Kevin O'Sullivan

[Shell to Sea] Amazing to see that Fianna Fáil are supporting a bill to ban the issuing of fossil fuel exploration licences in Ireland. 

Solidarity-People Before Profit Bill to go before Dáil

People Before Profit TD Richard Boyd Barrett: ‘We have to keep 80 per cent of all known fossil fuels in the ground if we are to have any chance of fighting climate change.’  File Photograph: Reuters

A move to ban the issuing of fossil fuel exploration licences in Ireland features in a proposed Bill to be put before the Dáil by Solidarity-People Before Profit.

The Bill’s backers hope the level of cross-party support achieved last year, which resulted in a ban on fracking in Ireland, will be secured for their proposed legislation.

The Petroleum and Other Minerals Development (Amendment) Climate Emergency Measures Bill 2018 is due to be debated during Private Members Time on Wednesday.

Labour and Green Party TDs have indicated they will support it, while there has been no formal response from Fine Gael. Fianna Fáil, in a tweet from Deputy Timmy Dooley, said it would support the Bill.

The Bill would categorise current atmospheric levels of CO2 as “an emergency” and on that basis call on the Government not to issue any new fossil fuel exploration licences – France, Costa Rica and Belize have already implemented similar measures.

At a press briefing, People Before Profit TD Richard Boyd Barrett, said: “We have to keep 80 per cent of all known fossil fuels in the ground if we are to have any chance of fighting climate change.”

Their “pretty simple and modest” Bill would mandate the Government to stop issuing new licences while carbon in the atmosphere registers over 350 parts per million and would declare “a climate emergency”, necessitating an appropriate response. “Currently, there is over 400ppm in the earth’s atmosphere,” he added.

Threat to people now

Mr Boyd Barrett said the Bill, drawn up by TD Brid Smith, was in line with the Government’s stated position on national adaptation to climate change, its national mitigation plan, its “transition objective” in reducing greenhouse gas emissions and “support in principle, if not practice for the Paris Climate accord”.

While its response on climate to date was “more rhetorical than practical”, with special pleading in Europe on agriculture, supporting the bill would resonate hugely in an international context, he said.

Solidarity TD Paul Murphy, said: “Climate change is not something for future generations to worry about. It is a threat to people now.

“If fossil fuels continue to be burnt at the current rate, we will break through the 2 degree level which was agreed at Paris.
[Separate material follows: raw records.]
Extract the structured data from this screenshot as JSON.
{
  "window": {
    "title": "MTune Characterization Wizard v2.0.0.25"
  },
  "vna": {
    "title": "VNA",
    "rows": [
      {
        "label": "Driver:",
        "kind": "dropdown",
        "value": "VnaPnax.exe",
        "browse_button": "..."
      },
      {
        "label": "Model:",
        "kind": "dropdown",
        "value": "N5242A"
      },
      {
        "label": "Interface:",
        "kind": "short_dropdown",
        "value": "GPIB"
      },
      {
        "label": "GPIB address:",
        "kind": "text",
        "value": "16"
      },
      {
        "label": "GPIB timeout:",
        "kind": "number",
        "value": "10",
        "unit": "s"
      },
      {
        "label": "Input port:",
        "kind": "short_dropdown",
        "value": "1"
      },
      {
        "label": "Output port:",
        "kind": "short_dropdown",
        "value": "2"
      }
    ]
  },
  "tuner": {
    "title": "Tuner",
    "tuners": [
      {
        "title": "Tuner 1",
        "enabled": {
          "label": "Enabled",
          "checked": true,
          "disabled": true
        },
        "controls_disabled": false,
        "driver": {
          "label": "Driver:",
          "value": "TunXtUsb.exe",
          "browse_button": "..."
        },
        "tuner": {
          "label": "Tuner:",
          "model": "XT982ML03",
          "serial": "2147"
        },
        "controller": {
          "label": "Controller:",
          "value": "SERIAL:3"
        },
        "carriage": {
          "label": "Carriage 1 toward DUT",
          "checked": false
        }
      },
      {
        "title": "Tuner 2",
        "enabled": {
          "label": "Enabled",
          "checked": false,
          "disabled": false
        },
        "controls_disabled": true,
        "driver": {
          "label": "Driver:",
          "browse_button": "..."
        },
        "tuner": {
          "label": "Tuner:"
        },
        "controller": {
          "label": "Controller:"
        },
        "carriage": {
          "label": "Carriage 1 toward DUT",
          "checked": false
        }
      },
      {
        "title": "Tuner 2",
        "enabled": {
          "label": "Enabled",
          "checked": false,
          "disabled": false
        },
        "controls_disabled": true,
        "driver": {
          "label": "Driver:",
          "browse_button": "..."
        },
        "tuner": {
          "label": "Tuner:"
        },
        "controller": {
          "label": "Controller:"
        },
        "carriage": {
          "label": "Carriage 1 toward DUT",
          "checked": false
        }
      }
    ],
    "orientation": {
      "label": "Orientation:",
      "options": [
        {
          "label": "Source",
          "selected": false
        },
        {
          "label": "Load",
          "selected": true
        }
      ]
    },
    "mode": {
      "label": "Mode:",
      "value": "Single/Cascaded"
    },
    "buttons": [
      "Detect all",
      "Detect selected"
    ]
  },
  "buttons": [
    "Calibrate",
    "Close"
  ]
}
There will be an average global temperature increase of around 5 degrees.”

There was a need for massive public investment in green, renewable energies and in public transport to seriously reduce emissions and the reliance on fossil fuels, he said.

“The Irish Academy of Engineers estimates that to do this effectively would cost about €35 billion over the next 12 years. This requires major, radical action now rather than the lip service which has been paid to it so far.’’

The Bill is being supported by the Not Here, Not Anywhere campaign group; Friends of the Earth Ireland and a number of other environmental groups including An Taisce and Trócaire development agency .

Acknowledging the current ecological crisis as a climate emergency was overdue, said Ciara Barry of Not Here, Not Anywhere. “This is not something we can just sweep under the carpet, not something we can renegotiate with the EU. This is the biggest threat of our time and our political system needs to start treating it as such.”

FoE Ireland director Oisín Coghlan added: “Supporting this Bill is not a vote to flick the light switch off but to shine a light on the path to a fossil-free generation. When the Dáil banned fracking TDs promised to return to the issue of offshore drilling. Supporting this bill is a way to fulfil that promise.”

Posted Date: 
7 February 2018